You would think with the money spent on e-commerce platforms today, that best coding practices, accessibility and SEO readiness would be at the forefront of developer’s minds.
To which I sit, aghast. “What? No, oh come on, what is this, 1999? They may as well have a Flash intro and an exploding logo” I joke. We then go on to test a bunch of Magento sites. Reiss, Jigsaw, Salter, even the great MyDeco. None of them worked. Some you can get further than others – Salter I could get to the checkout before hitting an obstacle, Reiss I couldn’t get past the homepage.
So Demandware’s out (utterly astonished here), what about ATG or Hybris? Well, looking at Speedo, Toys R Us and Long Tall Sally, they all have the same issue. B&Q’s DIY.com, running off of ATG, had some weird issues. In some sessions we could add products and check out, in others we couldn’t.
Progressive enhancement was a term coined by Steven Champeon at SXSW, as a reverse practice to Graceful Degradation, which says to create an all singing-all dancing website first, then remove features as you go down the browser list in terms of what they can handle.

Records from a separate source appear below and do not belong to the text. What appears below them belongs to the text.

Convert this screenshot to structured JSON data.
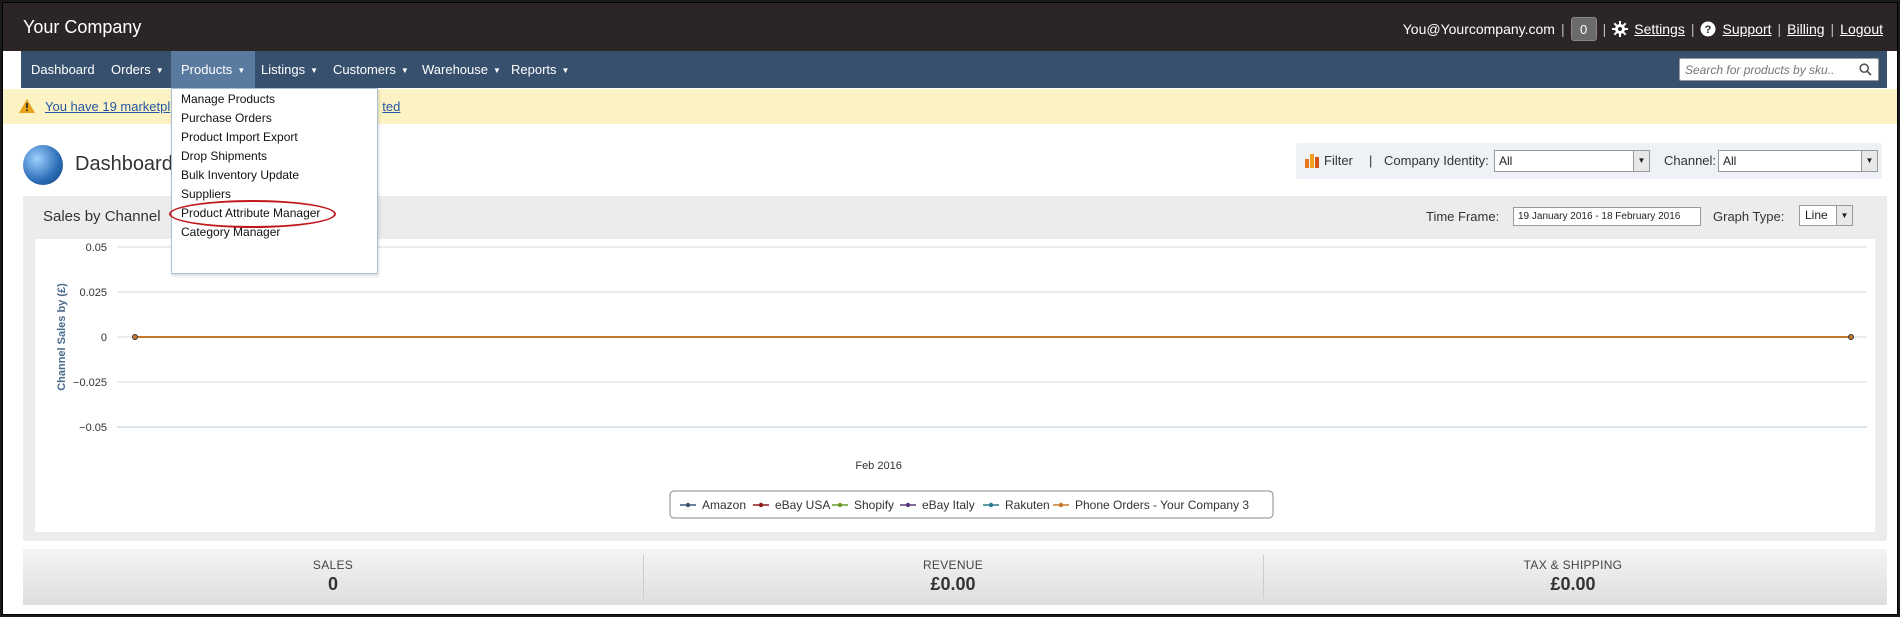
{
  "app": {
    "brand": "Your Company"
  },
  "topbar": {
    "email": "You@Yourcompany.com",
    "notification_count": "0",
    "settings_label": "Settings",
    "support_label": "Support",
    "billing_label": "Billing",
    "logout_label": "Logout",
    "separator": "|"
  },
  "nav": {
    "items": [
      {
        "label": "Dashboard"
      },
      {
        "label": "Orders"
      },
      {
        "label": "Products"
      },
      {
        "label": "Listings"
      },
      {
        "label": "Customers"
      },
      {
        "label": "Warehouse"
      },
      {
        "label": "Reports"
      }
    ],
    "search_placeholder": "Search for products by sku.."
  },
  "products_menu": {
    "items": [
      "Manage Products",
      "Purchase Orders",
      "Product Import Export",
      "Drop Shipments",
      "Bulk Inventory Update",
      "Suppliers",
      "Product Attribute Manager",
      "Category Manager"
    ],
    "highlighted": "Product Attribute Manager"
  },
  "alert": {
    "message_left": "You have 19 marketpl",
    "message_right": "ted"
  },
  "page": {
    "title": "Dashboard"
  },
  "filters": {
    "filter_label": "Filter",
    "separator": "|",
    "company_identity_label": "Company Identity:",
    "company_identity_value": "All",
    "channel_label": "Channel:",
    "channel_value": "All"
  },
  "sales_panel": {
    "title": "Sales by Channel",
    "time_frame_label": "Time Frame:",
    "time_frame_value": "19 January 2016 - 18 February 2016",
    "graph_type_label": "Graph Type:",
    "graph_type_value": "Line"
  },
  "chart_data": {
    "type": "line",
    "ylabel": "Channel Sales by (£)",
    "xlabel": "",
    "ylim": [
      -0.05,
      0.05
    ],
    "yticks": [
      "0.05",
      "0.025",
      "0",
      "−0.025",
      "−0.05"
    ],
    "ytick_values": [
      0.05,
      0.025,
      0,
      -0.025,
      -0.05
    ],
    "x_tick_label": "Feb 2016",
    "x": [
      "19 Jan 2016",
      "18 Feb 2016"
    ],
    "x_tick_position": "2016-02-01",
    "series": [
      {
        "name": "Amazon",
        "color": "#3d5a7a",
        "values": [
          0,
          0
        ]
      },
      {
        "name": "eBay USA",
        "color": "#8b1a1a",
        "values": [
          0,
          0
        ]
      },
      {
        "name": "Shopify",
        "color": "#6a9a2a",
        "values": [
          0,
          0
        ]
      },
      {
        "name": "eBay Italy",
        "color": "#5a3a7a",
        "values": [
          0,
          0
        ]
      },
      {
        "name": "Rakuten",
        "color": "#2a7a8a",
        "values": [
          0,
          0
        ]
      },
      {
        "name": "Phone Orders - Your Company 3",
        "color": "#c47a2a",
        "values": [
          0,
          0
        ]
      }
    ],
    "grid": true,
    "legend_position": "bottom-center"
  },
  "summary": {
    "sales_label": "SALES",
    "sales_value": "0",
    "revenue_label": "REVENUE",
    "revenue_value": "£0.00",
    "tax_label": "TAX & SHIPPING",
    "tax_value": "£0.00"
  }
}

However, frankly, this is an arse-backwards way of doing things. Progressive enhancement is the way to go.
What progressive enhancement requires is that you first build your website in bog-standard semantic html first. That buttons are buttons and links are links. Your markup validates and all your website functions work in any browser that understands HTML4.
Well, that sounds terribly by-the-book, bet it’s expensive.

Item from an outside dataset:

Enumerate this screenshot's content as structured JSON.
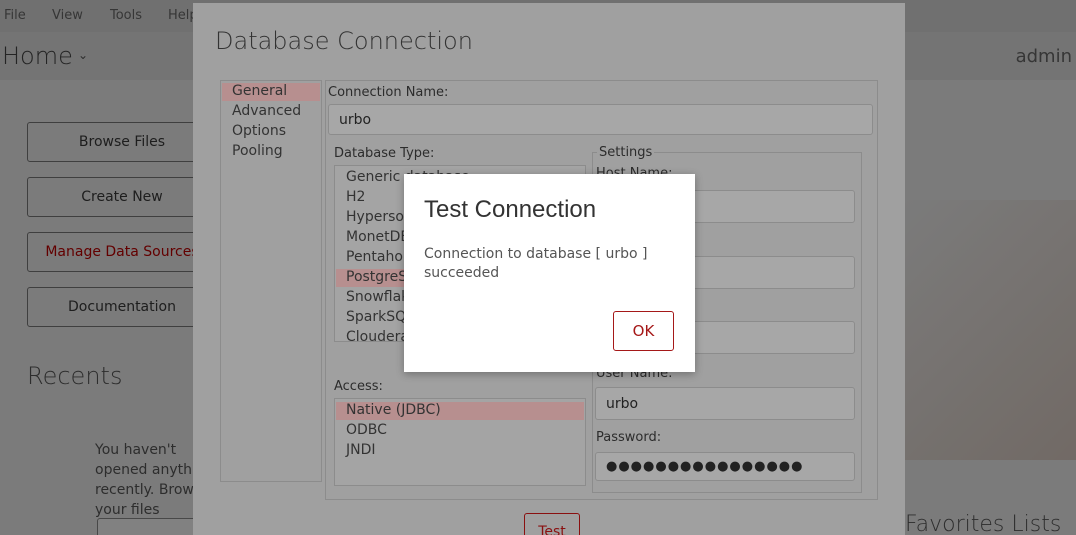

But that’s not all, apart from the accessibility issues that having unnecessarily escalated browser requirements can have (see the recent Econsultancy post with some scary numbers), and that you can be sued for discrimination, there’s plenty more reasons. Dave McDermid from Headscape explains:

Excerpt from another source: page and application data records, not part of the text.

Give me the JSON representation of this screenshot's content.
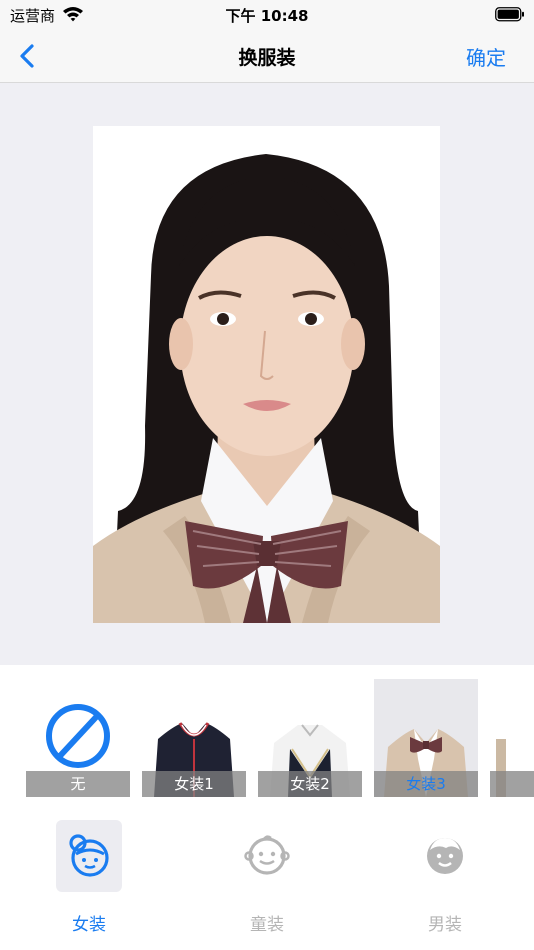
{
  "status_bar": {
    "carrier": "运营商",
    "time": "下午 10:48"
  },
  "nav": {
    "title": "换服装",
    "back_icon": "chevron-left-icon",
    "confirm_label": "确定"
  },
  "outfits": [
    {
      "label": "无",
      "icon": "no-entry-icon"
    },
    {
      "label": "女装1"
    },
    {
      "label": "女装2"
    },
    {
      "label": "女装3",
      "selected": true
    }
  ],
  "tabs": [
    {
      "label": "女装",
      "icon": "girl-face-icon",
      "active": true
    },
    {
      "label": "童装",
      "icon": "child-face-icon"
    },
    {
      "label": "男装",
      "icon": "boy-face-icon"
    }
  ],
  "colors": {
    "accent": "#1a7cf0",
    "inactive": "#b5b5b5",
    "canvas_bg": "#efeff4"
  }
}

OK Matt, so what’s the solution?
I realize I’m doing a bit of pulpit thumping here, but come on now; this is nearly table-based layout levels of dumb.
Fortunately, since all this came to light, Business Catalyst have let us know that they’re on the case
Certainly at the time of the initial development (three or so years back) we made an incorrect decision but we’re well aware of this and hope to have this fixed in the not too distant future. We’ve always focused on valid markup since we target web designers and accessibility is something we have also become religious about in the last couple of year
As website owners, we have to understand the technical aspects of how our sites actually work. We must have the knowledge and the will to enforce good architectural practices within our developer teams, which, from my delving into the code of some pretty big sites, seems to have utterly gone by the by. Gentle reader, in the last couple of days I’ve seen code that made me shiver.